(Beginning of Data for this exercise)
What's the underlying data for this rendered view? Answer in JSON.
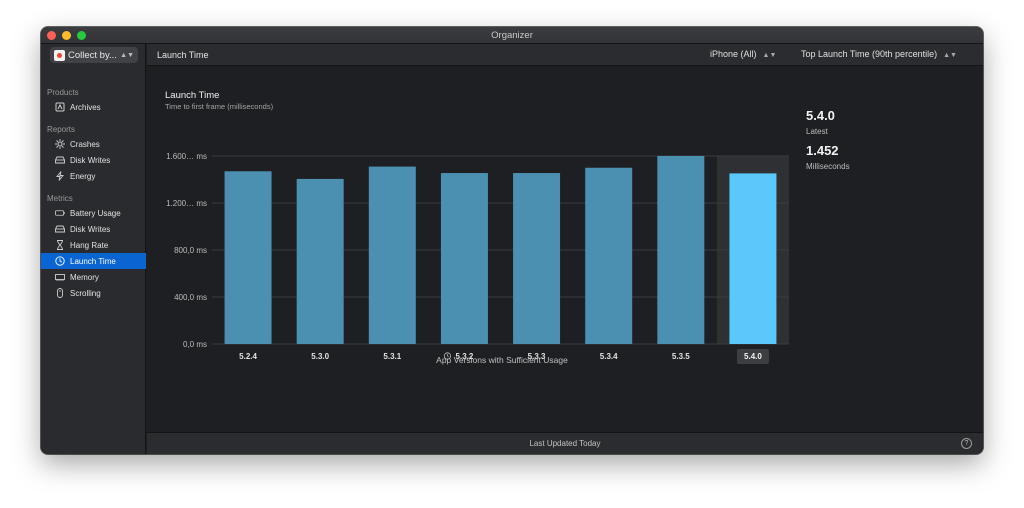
{
  "window": {
    "title": "Organizer"
  },
  "sidebar": {
    "app_picker_label": "Collect by...",
    "sections": [
      {
        "title": "Products",
        "items": [
          {
            "label": "Archives",
            "icon": "archive-icon"
          }
        ]
      },
      {
        "title": "Reports",
        "items": [
          {
            "label": "Crashes",
            "icon": "crash-icon"
          },
          {
            "label": "Disk Writes",
            "icon": "disk-icon"
          },
          {
            "label": "Energy",
            "icon": "bolt-icon"
          }
        ]
      },
      {
        "title": "Metrics",
        "items": [
          {
            "label": "Battery Usage",
            "icon": "battery-icon"
          },
          {
            "label": "Disk Writes",
            "icon": "disk-icon"
          },
          {
            "label": "Hang Rate",
            "icon": "hourglass-icon"
          },
          {
            "label": "Launch Time",
            "icon": "clock-icon",
            "selected": true
          },
          {
            "label": "Memory",
            "icon": "memory-chip-icon"
          },
          {
            "label": "Scrolling",
            "icon": "scroll-icon"
          }
        ]
      }
    ]
  },
  "toolbar": {
    "title": "Launch Time",
    "device_picker": "iPhone (All)",
    "metric_picker": "Top Launch Time (90th percentile)"
  },
  "summary": {
    "version": "5.4.0",
    "version_caption": "Latest",
    "value": "1.452",
    "value_caption": "Milliseconds"
  },
  "statusbar": {
    "text": "Last Updated Today",
    "help": "?"
  },
  "colors": {
    "bar": "#4b8fb1",
    "bar_selected": "#5ac8fa",
    "selection_bg": "#2f3033",
    "grid": "#3a3b3e",
    "sidebar_selected": "#0a64d2"
  },
  "chart_data": {
    "type": "bar",
    "title": "Launch Time",
    "subtitle": "Time to first frame (milliseconds)",
    "xlabel": "App Versions with Sufficient Usage",
    "ylabel": "",
    "categories": [
      "5.2.4",
      "5.3.0",
      "5.3.1",
      "5.3.2",
      "5.3.3",
      "5.3.4",
      "5.3.5",
      "5.4.0"
    ],
    "values": [
      1470,
      1405,
      1510,
      1455,
      1455,
      1500,
      1600,
      1452
    ],
    "category_icons": [
      "",
      "",
      "",
      "clock-icon",
      "",
      "",
      "",
      ""
    ],
    "selected_index": 7,
    "ylim": [
      0,
      1600
    ],
    "yticks": [
      0,
      400,
      800,
      1200,
      1600
    ],
    "ytick_labels": [
      "0,0 ms",
      "400,0 ms",
      "800,0 ms",
      "1.200… ms",
      "1.600… ms"
    ],
    "grid": true
  }
}
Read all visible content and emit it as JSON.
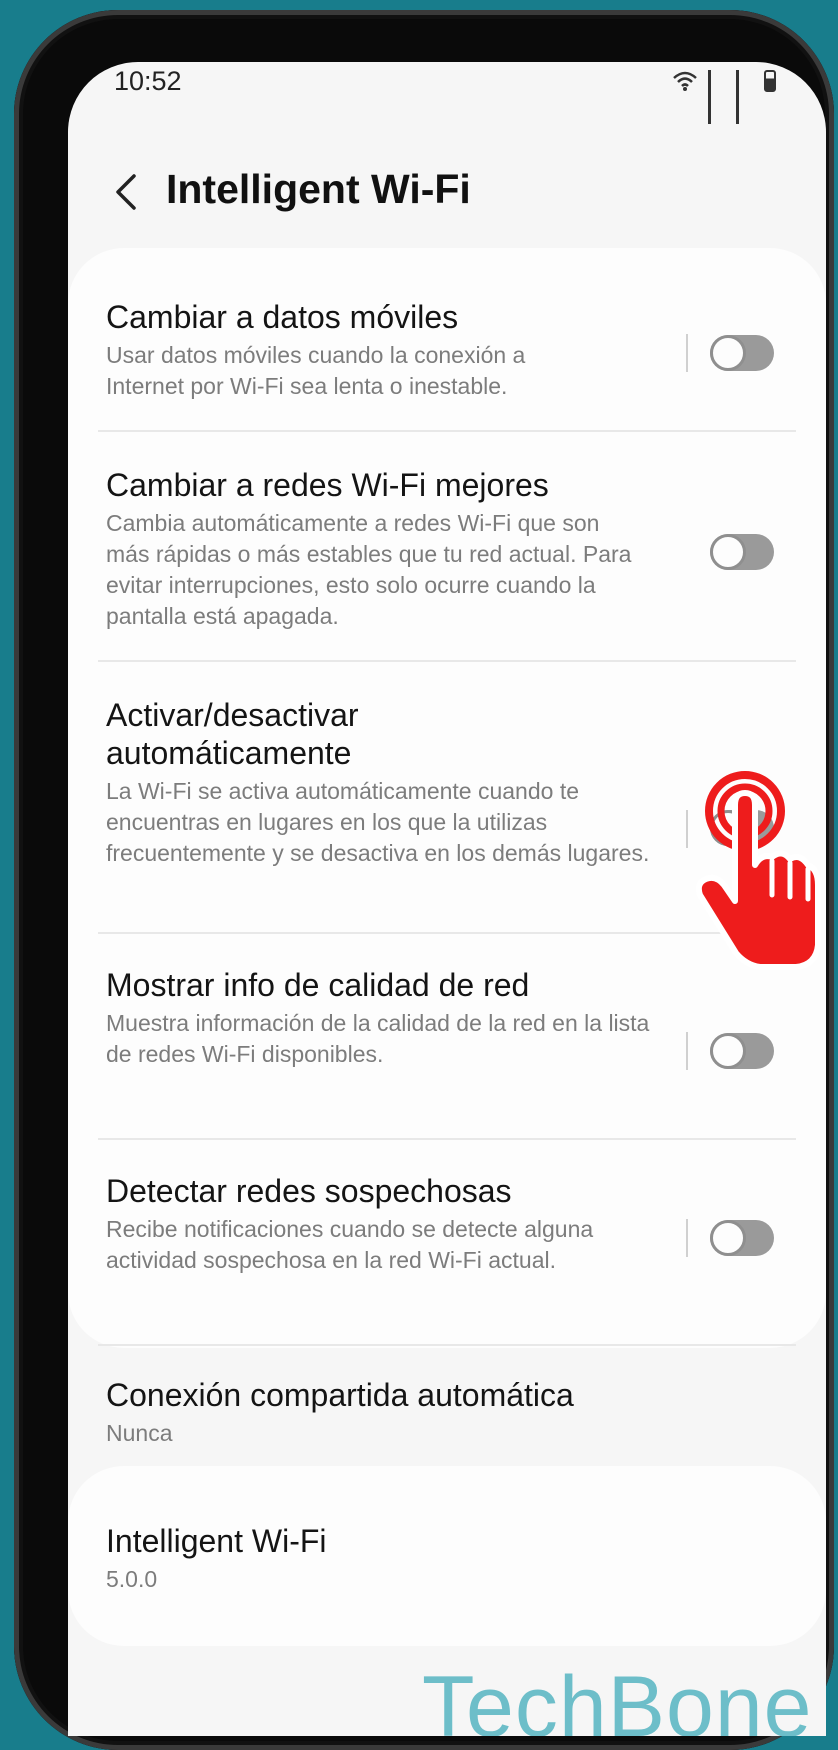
{
  "status_bar": {
    "time": "10:52"
  },
  "header": {
    "title": "Intelligent Wi-Fi"
  },
  "settings": [
    {
      "title": "Cambiar a datos móviles",
      "description": "Usar datos móviles cuando la conexión a Internet por Wi-Fi sea lenta o inestable.",
      "toggle": false
    },
    {
      "title": "Cambiar a redes Wi-Fi mejores",
      "description": "Cambia automáticamente a redes Wi-Fi que son más rápidas o más estables que tu red actual. Para evitar interrupciones, esto solo ocurre cuando la pantalla está apagada.",
      "toggle": false
    },
    {
      "title": "Activar/desactivar automáticamente",
      "description": "La Wi-Fi se activa automáticamente cuando te encuentras en lugares en los que la utilizas frecuentemente y se desactiva en los demás lugares.",
      "toggle": false
    },
    {
      "title": "Mostrar info de calidad de red",
      "description": "Muestra información de la calidad de la red en la lista de redes Wi-Fi disponibles.",
      "toggle": false
    },
    {
      "title": "Detectar redes sospechosas",
      "description": "Recibe notificaciones cuando se detecte alguna actividad sospechosa en la red Wi-Fi actual.",
      "toggle": false
    },
    {
      "title": "Conexión compartida automática",
      "description": "Nunca"
    }
  ],
  "about": {
    "title": "Intelligent Wi-Fi",
    "version": "5.0.0"
  },
  "watermark": "TechBone",
  "colors": {
    "background": "#187d8c",
    "watermark": "#6dbec9",
    "hand": "#ee1c1c"
  }
}
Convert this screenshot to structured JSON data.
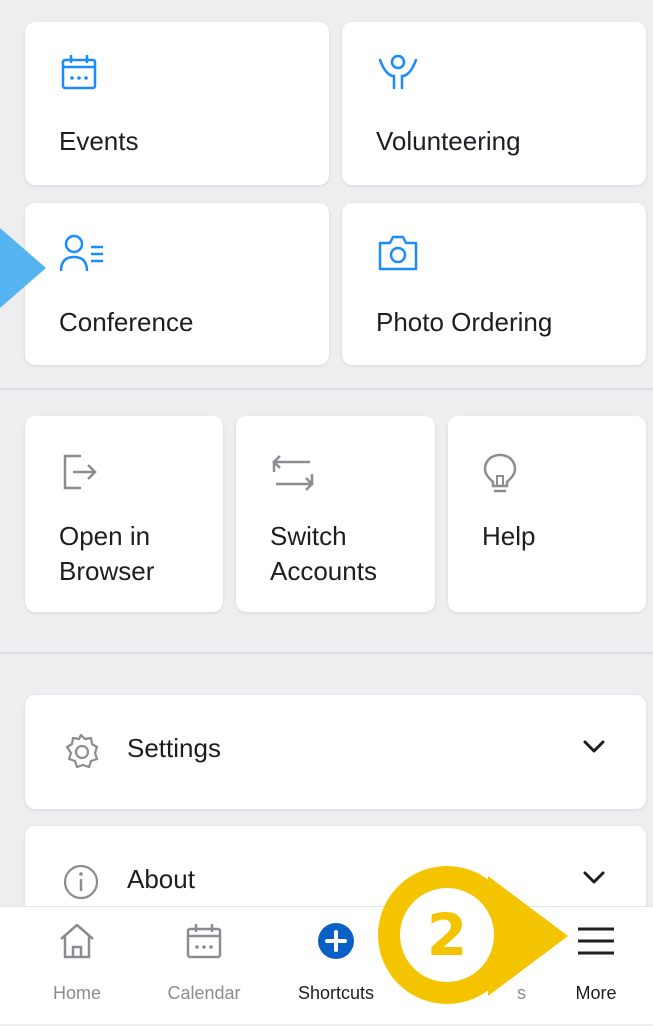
{
  "grid_top": [
    {
      "label": "Events",
      "icon": "calendar-icon"
    },
    {
      "label": "Volunteering",
      "icon": "volunteer-icon"
    },
    {
      "label": "Conference",
      "icon": "conference-icon"
    },
    {
      "label": "Photo Ordering",
      "icon": "camera-icon"
    }
  ],
  "grid_bottom": [
    {
      "label_line1": "Open in",
      "label_line2": "Browser",
      "icon": "open-in-browser-icon"
    },
    {
      "label_line1": "Switch",
      "label_line2": "Accounts",
      "icon": "switch-accounts-icon"
    },
    {
      "label_line1": "Help",
      "label_line2": "",
      "icon": "lightbulb-icon"
    }
  ],
  "accordions": [
    {
      "label": "Settings",
      "icon": "gear-icon"
    },
    {
      "label": "About",
      "icon": "info-icon"
    }
  ],
  "tabbar": {
    "items": [
      {
        "label": "Home",
        "icon": "home-icon",
        "active": false
      },
      {
        "label": "Calendar",
        "icon": "calendar-icon",
        "active": false
      },
      {
        "label": "Shortcuts",
        "icon": "plus-circle-icon",
        "active": true
      },
      {
        "label": "s",
        "icon": "hidden-tab-icon",
        "active": false
      },
      {
        "label": "More",
        "icon": "hamburger-menu-icon",
        "active": false
      }
    ]
  },
  "annotation": {
    "step_number": "2"
  },
  "colors": {
    "accent_blue": "#1877f2",
    "icon_blue": "#1a8cff",
    "pointer_blue": "#55b3f1",
    "badge_yellow": "#f5c400",
    "icon_gray": "#8a8d91"
  }
}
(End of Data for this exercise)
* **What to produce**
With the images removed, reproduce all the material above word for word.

* **Solved problem**
What's the underlying data for this rendered view? Answer in JSON.
{
  "window": {
    "title": "Organizer"
  },
  "sidebar": {
    "app_picker_label": "Collect by...",
    "sections": [
      {
        "title": "Products",
        "items": [
          {
            "label": "Archives",
            "icon": "archive-icon"
          }
        ]
      },
      {
        "title": "Reports",
        "items": [
          {
            "label": "Crashes",
            "icon": "crash-icon"
          },
          {
            "label": "Disk Writes",
            "icon": "disk-icon"
          },
          {
            "label": "Energy",
            "icon": "bolt-icon"
          }
        ]
      },
      {
        "title": "Metrics",
        "items": [
          {
            "label": "Battery Usage",
            "icon": "battery-icon"
          },
          {
            "label": "Disk Writes",
            "icon": "disk-icon"
          },
          {
            "label": "Hang Rate",
            "icon": "hourglass-icon"
          },
          {
            "label": "Launch Time",
            "icon": "clock-icon",
            "selected": true
          },
          {
            "label": "Memory",
            "icon": "memory-chip-icon"
          },
          {
            "label": "Scrolling",
            "icon": "scroll-icon"
          }
        ]
      }
    ]
  },
  "toolbar": {
    "title": "Launch Time",
    "device_picker": "iPhone (All)",
    "metric_picker": "Top Launch Time (90th percentile)"
  },
  "summary": {
    "version": "5.4.0",
    "version_caption": "Latest",
    "value": "1.452",
    "value_caption": "Milliseconds"
  },
  "statusbar": {
    "text": "Last Updated Today",
    "help": "?"
  },
  "colors": {
    "bar": "#4b8fb1",
    "bar_selected": "#5ac8fa",
    "selection_bg": "#2f3033",
    "grid": "#3a3b3e",
    "sidebar_selected": "#0a64d2"
  },
  "chart_data": {
    "type": "bar",
    "title": "Launch Time",
    "subtitle": "Time to first frame (milliseconds)",
    "xlabel": "App Versions with Sufficient Usage",
    "ylabel": "",
    "categories": [
      "5.2.4",
      "5.3.0",
      "5.3.1",
      "5.3.2",
      "5.3.3",
      "5.3.4",
      "5.3.5",
      "5.4.0"
    ],
    "values": [
      1470,
      1405,
      1510,
      1455,
      1455,
      1500,
      1600,
      1452
    ],
    "category_icons": [
      "",
      "",
      "",
      "clock-icon",
      "",
      "",
      "",
      ""
    ],
    "selected_index": 7,
    "ylim": [
      0,
      1600
    ],
    "yticks": [
      0,
      400,
      800,
      1200,
      1600
    ],
    "ytick_labels": [
      "0,0 ms",
      "400,0 ms",
      "800,0 ms",
      "1.200… ms",
      "1.600… ms"
    ],
    "grid": true
  }
}
Read all visible content and emit it as JSON.
{
  "status_bar": {
    "time": "10:52"
  },
  "header": {
    "title": "Intelligent Wi-Fi"
  },
  "settings": [
    {
      "title": "Cambiar a datos móviles",
      "description": "Usar datos móviles cuando la conexión a Internet por Wi-Fi sea lenta o inestable.",
      "toggle": false
    },
    {
      "title": "Cambiar a redes Wi-Fi mejores",
      "description": "Cambia automáticamente a redes Wi-Fi que son más rápidas o más estables que tu red actual. Para evitar interrupciones, esto solo ocurre cuando la pantalla está apagada.",
      "toggle": false
    },
    {
      "title": "Activar/desactivar automáticamente",
      "description": "La Wi-Fi se activa automáticamente cuando te encuentras en lugares en los que la utilizas frecuentemente y se desactiva en los demás lugares.",
      "toggle": false
    },
    {
      "title": "Mostrar info de calidad de red",
      "description": "Muestra información de la calidad de la red en la lista de redes Wi-Fi disponibles.",
      "toggle": false
    },
    {
      "title": "Detectar redes sospechosas",
      "description": "Recibe notificaciones cuando se detecte alguna actividad sospechosa en la red Wi-Fi actual.",
      "toggle": false
    },
    {
      "title": "Conexión compartida automática",
      "description": "Nunca"
    }
  ],
  "about": {
    "title": "Intelligent Wi-Fi",
    "version": "5.0.0"
  },
  "watermark": "TechBone",
  "colors": {
    "background": "#187d8c",
    "watermark": "#6dbec9",
    "hand": "#ee1c1c"
  }
}
Convert this screenshot to structured JSON data.
{
  "grid_top": [
    {
      "label": "Events",
      "icon": "calendar-icon"
    },
    {
      "label": "Volunteering",
      "icon": "volunteer-icon"
    },
    {
      "label": "Conference",
      "icon": "conference-icon"
    },
    {
      "label": "Photo Ordering",
      "icon": "camera-icon"
    }
  ],
  "grid_bottom": [
    {
      "label_line1": "Open in",
      "label_line2": "Browser",
      "icon": "open-in-browser-icon"
    },
    {
      "label_line1": "Switch",
      "label_line2": "Accounts",
      "icon": "switch-accounts-icon"
    },
    {
      "label_line1": "Help",
      "label_line2": "",
      "icon": "lightbulb-icon"
    }
  ],
  "accordions": [
    {
      "label": "Settings",
      "icon": "gear-icon"
    },
    {
      "label": "About",
      "icon": "info-icon"
    }
  ],
  "tabbar": {
    "items": [
      {
        "label": "Home",
        "icon": "home-icon",
        "active": false
      },
      {
        "label": "Calendar",
        "icon": "calendar-icon",
        "active": false
      },
      {
        "label": "Shortcuts",
        "icon": "plus-circle-icon",
        "active": true
      },
      {
        "label": "s",
        "icon": "hidden-tab-icon",
        "active": false
      },
      {
        "label": "More",
        "icon": "hamburger-menu-icon",
        "active": false
      }
    ]
  },
  "annotation": {
    "step_number": "2"
  },
  "colors": {
    "accent_blue": "#1877f2",
    "icon_blue": "#1a8cff",
    "pointer_blue": "#55b3f1",
    "badge_yellow": "#f5c400",
    "icon_gray": "#8a8d91"
  }
}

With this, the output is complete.